Vol 7 Issue 30, Jul 22 - 28, 2016

Home

Lucky to be working with Bollywood: Author Chetan Bhagat

   By  Aastha Khurana
  New Delhi
29 Jul 2016

Posted 29 Jan 2013
Vol 4 Issue 4

After writing the screenplay of "Kai Po Che!" -- an adaptation of his novel "The 3 Mistakes of My Life" -- the 38-year-old author from Mumbai is now writing the script for a Telugu film remake. The film, titled "Kick", will star Salman Khan.

"It is the story of a man who lives for passion and kick," Bhagat said in an interview.

‘Kai Po Che!’ is the third movie to be adapted from a Chetan Bhagat novel (Photo: IANS)

"I'm lucky Bollywood has liked my stories. It feels good because writers don't get noticed so much. Not only they are making films on my books, but I'm also working with big and talented people," he said.

"Kai Po Che!" directed by Abhishek Kapoor, is a story of three friends in Ahmedabad and the upheaval in their lives.

"It is the third time my story has been made into a movie. It feels special. 'Kai Po Che!' is even more special because I have written the screenplay too.
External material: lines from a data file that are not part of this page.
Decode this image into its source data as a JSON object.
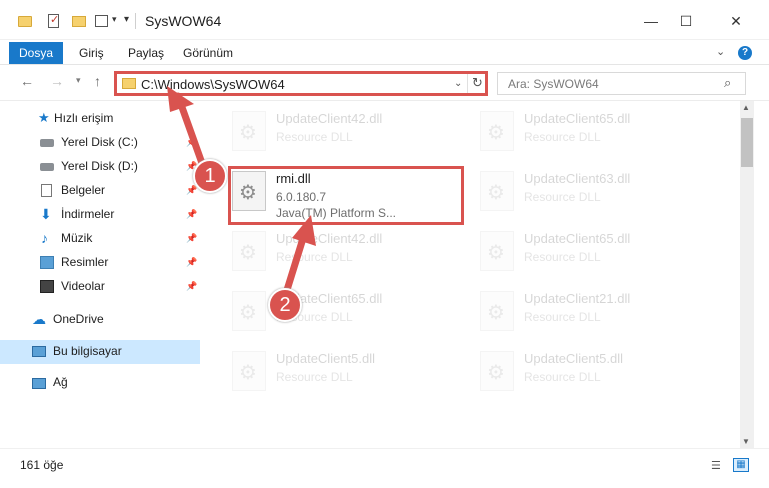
{
  "window": {
    "title": "SysWOW64",
    "minimize_glyph": "—",
    "maximize_glyph": "☐",
    "close_glyph": "✕"
  },
  "ribbon": {
    "tabs": [
      {
        "label": "Dosya",
        "active": true
      },
      {
        "label": "Giriş"
      },
      {
        "label": "Paylaş"
      },
      {
        "label": "Görünüm"
      }
    ],
    "help_glyph": "?"
  },
  "address": {
    "path": "C:\\Windows\\SysWOW64",
    "search_placeholder": "Ara: SysWOW64"
  },
  "sidebar": {
    "items": [
      {
        "label": "Hızlı erişim",
        "icon": "star-icon"
      },
      {
        "label": "Yerel Disk (C:)",
        "icon": "disk-icon",
        "pinned": true
      },
      {
        "label": "Yerel Disk (D:)",
        "icon": "disk-icon",
        "pinned": true
      },
      {
        "label": "Belgeler",
        "icon": "document-icon",
        "pinned": true
      },
      {
        "label": "İndirmeler",
        "icon": "download-icon",
        "pinned": true
      },
      {
        "label": "Müzik",
        "icon": "music-icon",
        "pinned": true
      },
      {
        "label": "Resimler",
        "icon": "pictures-icon",
        "pinned": true
      },
      {
        "label": "Videolar",
        "icon": "video-icon",
        "pinned": true
      },
      {
        "label": "OneDrive",
        "icon": "cloud-icon"
      },
      {
        "label": "Bu bilgisayar",
        "icon": "computer-icon",
        "selected": true
      },
      {
        "label": "Ağ",
        "icon": "network-icon"
      }
    ]
  },
  "files": [
    {
      "name": "UpdateClient42.dll",
      "type": "Resource DLL",
      "faded": true
    },
    {
      "name": "UpdateClient65.dll",
      "type": "Resource DLL",
      "faded": true
    },
    {
      "name": "rmi.dll",
      "version": "6.0.180.7",
      "description": "Java(TM) Platform S...",
      "faded": false
    },
    {
      "name": "UpdateClient63.dll",
      "type": "Resource DLL",
      "faded": true
    },
    {
      "name": "UpdateClient42.dll",
      "type": "Resource DLL",
      "faded": true
    },
    {
      "name": "UpdateClient65.dll",
      "type": "Resource DLL",
      "faded": true
    },
    {
      "name": "UpdateClient65.dll",
      "type": "Resource DLL",
      "faded": true
    },
    {
      "name": "UpdateClient21.dll",
      "type": "Resource DLL",
      "faded": true
    },
    {
      "name": "UpdateClient5.dll",
      "type": "Resource DLL",
      "faded": true
    },
    {
      "name": "UpdateClient5.dll",
      "type": "Resource DLL",
      "faded": true
    }
  ],
  "status": {
    "item_count": "161 öğe"
  },
  "annotations": {
    "step1": "1",
    "step2": "2",
    "color": "#d9534f"
  },
  "colors": {
    "accent": "#1979ca",
    "highlight": "#d9534f",
    "selected_bg": "#cce8ff"
  }
}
"It is a nicely-made movie. The final copy is not yet ready, but I have seen it in parts," he said.

"One Night@The Call Centre" was made into a film titled "Hello" (2008) and "Five Point Someone" into "3 Idiots" (2009).

Bhagat's other novels are "2 States" and "Revolution 2020".

He says the trend of adapting books into movies is still to pick up in India, especially in Bollywood.

"I hope this trend picks up. When people go to see a movie, they want to see a good story and if the filmmaker picks up a good and popular novel, he is starting at a good base."

Bhagat, an alumnus of Indian Institute of Technology-Delhi and Indian Institute of Management-Ahmedabad, wants to influence people. "I want to reach more and more Indians. I want to influence people with my writing and I have used entertainment to get their attention," he said.

He said making movies on books was not easy.

"It is difficult for a filmmaker when he is to make a book into a movie because in that case, you are competing with the readers' imagination," he said.

"A reader has to read the book and he can imagine, but the filmmaker has to imagine all that and create it (on screen), which is difficult. 'Kai Po Che!' is better than the book and I know that because I have done the script." - IANS